(birds) > Order: Falconiformes
> Family: Accipitridae
Distribution and habitat
Occurs across sub-Saharan Africa;. in southern Africa it is
generally uncommon to rare in Zimbabwe, northern and eastern Botswana, the Caprivi Strip (Namibia) and Limpopo Province,
and it is a
vagrant to KwaZulu-Natal. It generally prefers low-lying, moist woodland and
valleys of major rivers, provided there are suitable roosting sites for bats,
such as caves, Baobobs (Adansonia digitata) and old mine workings.
Distribution of Bat hawk in southern Africa,
based on statistical smoothing of the records from first SA Bird Atlas
Animal Demography unit, University of
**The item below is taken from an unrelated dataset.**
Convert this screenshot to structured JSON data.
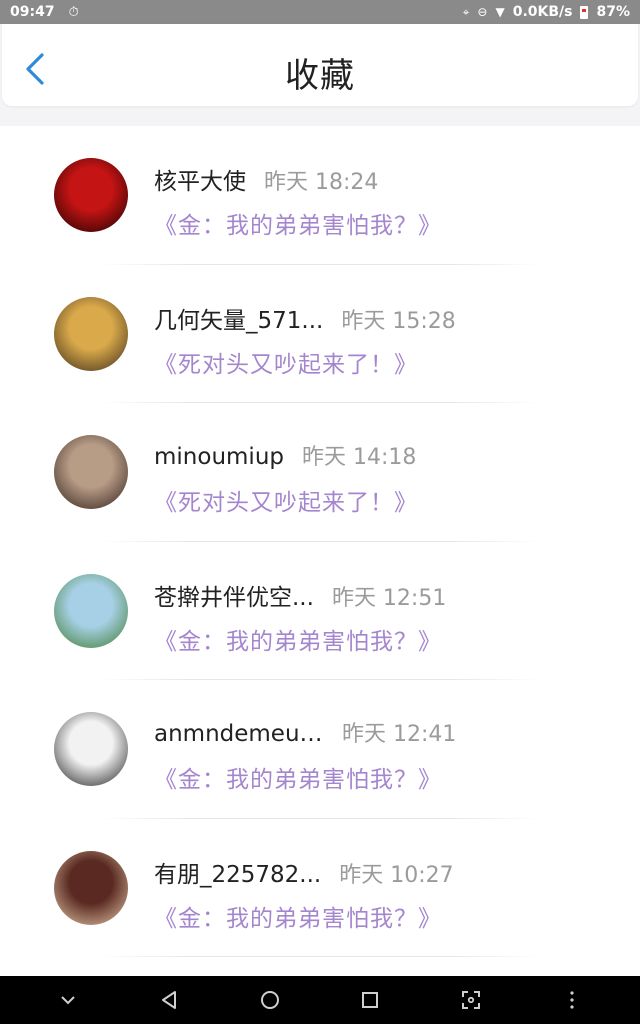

Cape Town; smoothing by Birgit Erni and Francesca Little). Colours range
from dark blue (most common) through to yellow (least common).
See here for the latest distribution
from the SABAP2.
Predators and parasites
Nestlings are eaten by
albicollis (White-necked raven)
Movements and migrations
Largely resident, however it is likely that it
moves to lower altitudes in Winter, mimicking similar movements by
It mainly eats small insectivorous bats, doing most of its foraging at dusk when bats become active, usually
in an open space adjacent to cliffs, buildings or large trees. It hawks prey
aerially, catching the animal with its feet then eating it while in flight. In
one hunting session it takes about 5-6, rarely up to 17 bats, consuming about
one every 1-3 minutes. The following food items have been recorded
in its diet:
- fruit bats, although it usually attacks them unsuccessfully
- Monogamous, territorial solitary nester, occasionally performing a display
in which the male pursues the female, who performs aerial acrobatics.
- The nest is built by both sexes, consisting of a large structure of
twigs, lined with green leaves. It is typically placed in the fork of a branch, in a
large white or pale-barked tree. It probably prefers lightly-coloured trees
because they are easier to locate at night.
- Egg-laying season is mainly from August-February, peaking from
September-October, although it may lay eggs at any time of year in urban
- It usually lays one, rarely two eggs, which are mainly incubated by the
female for about 51-53 days.
- The chicks are at first brooded by the female constantly, but after a
few days it stops doing so and instead stands guard near the nest,
intermittently feeding them with bats. The chicks take their first flights
at about 35-40 days old, but they leave the nest at about 67 days old,
becoming fully independent approximately 60 days later.
Near-threatened in South Africa, due to its rarity
and disappearance from former breeding sites. Destruction of woodland impacts
the local bat populations it is dependent on, and it is persecuted by locals
because they believe that it eats chickens, although it has never been observed
Hockey PAR, Dean WRJ and Ryan PG 2005. Roberts
- Birds of southern Africa, VIIth ed. The Trustees of the John Voelcker
Bird Book Fund, Cape Town.